Exercise: Please write out the listing below again in its exact form.

Data for this exercise:
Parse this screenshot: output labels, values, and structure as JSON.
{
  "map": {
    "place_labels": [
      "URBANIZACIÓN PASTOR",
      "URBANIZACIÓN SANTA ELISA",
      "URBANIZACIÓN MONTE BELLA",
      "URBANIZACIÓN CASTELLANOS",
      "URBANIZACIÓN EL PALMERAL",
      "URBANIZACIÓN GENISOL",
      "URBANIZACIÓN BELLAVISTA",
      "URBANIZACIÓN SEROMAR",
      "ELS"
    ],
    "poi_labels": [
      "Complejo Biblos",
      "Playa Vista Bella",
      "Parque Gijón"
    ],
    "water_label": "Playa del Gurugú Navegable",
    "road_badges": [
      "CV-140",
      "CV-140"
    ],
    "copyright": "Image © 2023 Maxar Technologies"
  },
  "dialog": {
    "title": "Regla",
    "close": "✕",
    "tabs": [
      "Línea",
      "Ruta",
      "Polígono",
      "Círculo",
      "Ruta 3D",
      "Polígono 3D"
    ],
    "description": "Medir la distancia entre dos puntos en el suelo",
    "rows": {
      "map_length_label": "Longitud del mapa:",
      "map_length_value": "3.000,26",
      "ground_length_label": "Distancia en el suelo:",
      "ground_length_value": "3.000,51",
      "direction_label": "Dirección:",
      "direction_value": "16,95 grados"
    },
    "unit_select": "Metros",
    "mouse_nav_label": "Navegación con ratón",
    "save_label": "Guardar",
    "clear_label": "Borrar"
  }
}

Exercise answer:
Parse this screenshot: output labels, values, and structure as JSON.
{
  "map": {
    "place_labels": [
      "URBANIZACIÓN PASTOR",
      "URBANIZACIÓN SANTA ELISA",
      "URBANIZACIÓN MONTE BELLA",
      "URBANIZACIÓN CASTELLANOS",
      "URBANIZACIÓN EL PALMERAL",
      "URBANIZACIÓN GENISOL",
      "URBANIZACIÓN BELLAVISTA",
      "URBANIZACIÓN SEROMAR",
      "ELS"
    ],
    "poi_labels": [
      "Complejo Biblos",
      "Playa Vista Bella",
      "Parque Gijón"
    ],
    "water_label": "Playa del Gurugú Navegable",
    "road_badges": [
      "CV-140",
      "CV-140"
    ],
    "copyright": "Image © 2023 Maxar Technologies"
  },
  "dialog": {
    "title": "Regla",
    "close": "✕",
    "tabs": [
      "Línea",
      "Ruta",
      "Polígono",
      "Círculo",
      "Ruta 3D",
      "Polígono 3D"
    ],
    "description": "Medir la distancia entre dos puntos en el suelo",
    "rows": {
      "map_length_label": "Longitud del mapa:",
      "map_length_value": "3.000,26",
      "ground_length_label": "Distancia en el suelo:",
      "ground_length_value": "3.000,51",
      "direction_label": "Dirección:",
      "direction_value": "16,95 grados"
    },
    "unit_select": "Metros",
    "mouse_nav_label": "Navegación con ratón",
    "save_label": "Guardar",
    "clear_label": "Borrar"
  }
}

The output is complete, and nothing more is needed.